**Task brief:** Filter this material down to the lines that hold "structured", copying each one.

----- Extracted data -----

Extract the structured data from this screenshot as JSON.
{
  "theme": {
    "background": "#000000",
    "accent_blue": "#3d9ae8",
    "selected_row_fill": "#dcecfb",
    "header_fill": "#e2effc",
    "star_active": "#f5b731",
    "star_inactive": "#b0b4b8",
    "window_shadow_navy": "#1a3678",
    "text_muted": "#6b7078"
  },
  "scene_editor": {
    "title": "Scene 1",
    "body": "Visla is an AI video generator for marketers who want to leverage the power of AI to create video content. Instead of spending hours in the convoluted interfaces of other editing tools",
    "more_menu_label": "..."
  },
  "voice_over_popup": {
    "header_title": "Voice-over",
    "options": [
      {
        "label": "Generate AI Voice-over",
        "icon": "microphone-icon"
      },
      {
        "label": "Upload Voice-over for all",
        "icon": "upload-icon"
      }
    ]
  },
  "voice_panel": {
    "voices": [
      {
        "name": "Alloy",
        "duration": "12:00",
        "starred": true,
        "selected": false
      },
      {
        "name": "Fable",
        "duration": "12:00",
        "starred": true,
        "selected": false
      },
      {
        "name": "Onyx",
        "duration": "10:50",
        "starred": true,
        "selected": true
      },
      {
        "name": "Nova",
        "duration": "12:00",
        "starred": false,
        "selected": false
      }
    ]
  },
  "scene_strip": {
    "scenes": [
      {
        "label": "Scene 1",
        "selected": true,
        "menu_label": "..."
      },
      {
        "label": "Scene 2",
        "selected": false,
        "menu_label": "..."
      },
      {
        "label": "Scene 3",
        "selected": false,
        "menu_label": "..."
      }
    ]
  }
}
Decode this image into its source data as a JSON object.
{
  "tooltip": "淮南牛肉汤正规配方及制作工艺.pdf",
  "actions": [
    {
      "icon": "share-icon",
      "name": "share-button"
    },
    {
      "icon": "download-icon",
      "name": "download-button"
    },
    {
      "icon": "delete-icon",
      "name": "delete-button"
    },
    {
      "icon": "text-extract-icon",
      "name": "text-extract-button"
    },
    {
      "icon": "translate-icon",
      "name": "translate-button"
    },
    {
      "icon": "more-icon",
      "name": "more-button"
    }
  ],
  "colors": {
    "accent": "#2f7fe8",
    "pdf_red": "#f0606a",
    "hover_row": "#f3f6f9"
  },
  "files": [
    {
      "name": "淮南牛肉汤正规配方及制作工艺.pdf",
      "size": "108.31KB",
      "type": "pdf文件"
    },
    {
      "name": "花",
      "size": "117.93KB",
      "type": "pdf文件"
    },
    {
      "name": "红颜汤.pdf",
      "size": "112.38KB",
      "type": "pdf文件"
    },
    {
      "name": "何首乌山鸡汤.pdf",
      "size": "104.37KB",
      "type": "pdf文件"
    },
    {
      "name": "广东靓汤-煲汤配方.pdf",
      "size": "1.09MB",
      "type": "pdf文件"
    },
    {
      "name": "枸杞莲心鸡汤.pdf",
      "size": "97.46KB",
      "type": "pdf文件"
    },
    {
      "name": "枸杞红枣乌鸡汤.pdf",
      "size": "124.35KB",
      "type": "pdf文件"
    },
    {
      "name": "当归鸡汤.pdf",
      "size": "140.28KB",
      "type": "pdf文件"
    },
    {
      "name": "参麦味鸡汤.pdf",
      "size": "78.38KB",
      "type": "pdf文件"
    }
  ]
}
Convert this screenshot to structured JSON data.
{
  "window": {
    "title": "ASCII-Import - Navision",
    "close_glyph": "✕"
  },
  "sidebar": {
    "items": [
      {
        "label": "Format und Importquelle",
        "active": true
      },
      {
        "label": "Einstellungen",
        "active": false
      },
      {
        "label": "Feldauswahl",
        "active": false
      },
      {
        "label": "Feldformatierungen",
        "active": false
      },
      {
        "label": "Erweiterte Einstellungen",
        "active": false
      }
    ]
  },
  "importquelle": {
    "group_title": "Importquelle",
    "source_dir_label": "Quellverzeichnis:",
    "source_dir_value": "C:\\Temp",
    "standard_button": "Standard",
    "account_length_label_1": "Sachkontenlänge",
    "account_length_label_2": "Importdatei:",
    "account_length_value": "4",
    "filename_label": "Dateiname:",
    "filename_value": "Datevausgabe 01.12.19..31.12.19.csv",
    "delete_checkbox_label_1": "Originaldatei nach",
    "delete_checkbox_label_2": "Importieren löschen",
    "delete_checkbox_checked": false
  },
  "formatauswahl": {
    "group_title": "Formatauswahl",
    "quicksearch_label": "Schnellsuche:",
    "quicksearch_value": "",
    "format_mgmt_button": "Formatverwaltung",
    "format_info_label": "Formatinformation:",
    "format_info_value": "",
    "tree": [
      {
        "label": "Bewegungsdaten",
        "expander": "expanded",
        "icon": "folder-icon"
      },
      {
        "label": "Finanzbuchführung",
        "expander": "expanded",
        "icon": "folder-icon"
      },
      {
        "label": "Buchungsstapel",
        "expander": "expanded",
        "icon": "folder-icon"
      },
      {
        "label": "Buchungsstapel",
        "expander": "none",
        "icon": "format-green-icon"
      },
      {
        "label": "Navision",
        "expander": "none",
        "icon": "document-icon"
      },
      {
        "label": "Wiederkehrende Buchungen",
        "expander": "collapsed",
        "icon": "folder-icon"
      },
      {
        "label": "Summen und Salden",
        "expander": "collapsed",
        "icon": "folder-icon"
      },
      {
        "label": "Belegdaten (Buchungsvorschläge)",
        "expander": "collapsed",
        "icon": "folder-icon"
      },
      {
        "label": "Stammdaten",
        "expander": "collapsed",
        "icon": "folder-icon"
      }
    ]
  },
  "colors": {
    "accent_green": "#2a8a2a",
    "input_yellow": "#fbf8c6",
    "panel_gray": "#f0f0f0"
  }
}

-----

**Exercise output:**
Extract the structured data from this screenshot as JSON.
Convert this screenshot to structured JSON data.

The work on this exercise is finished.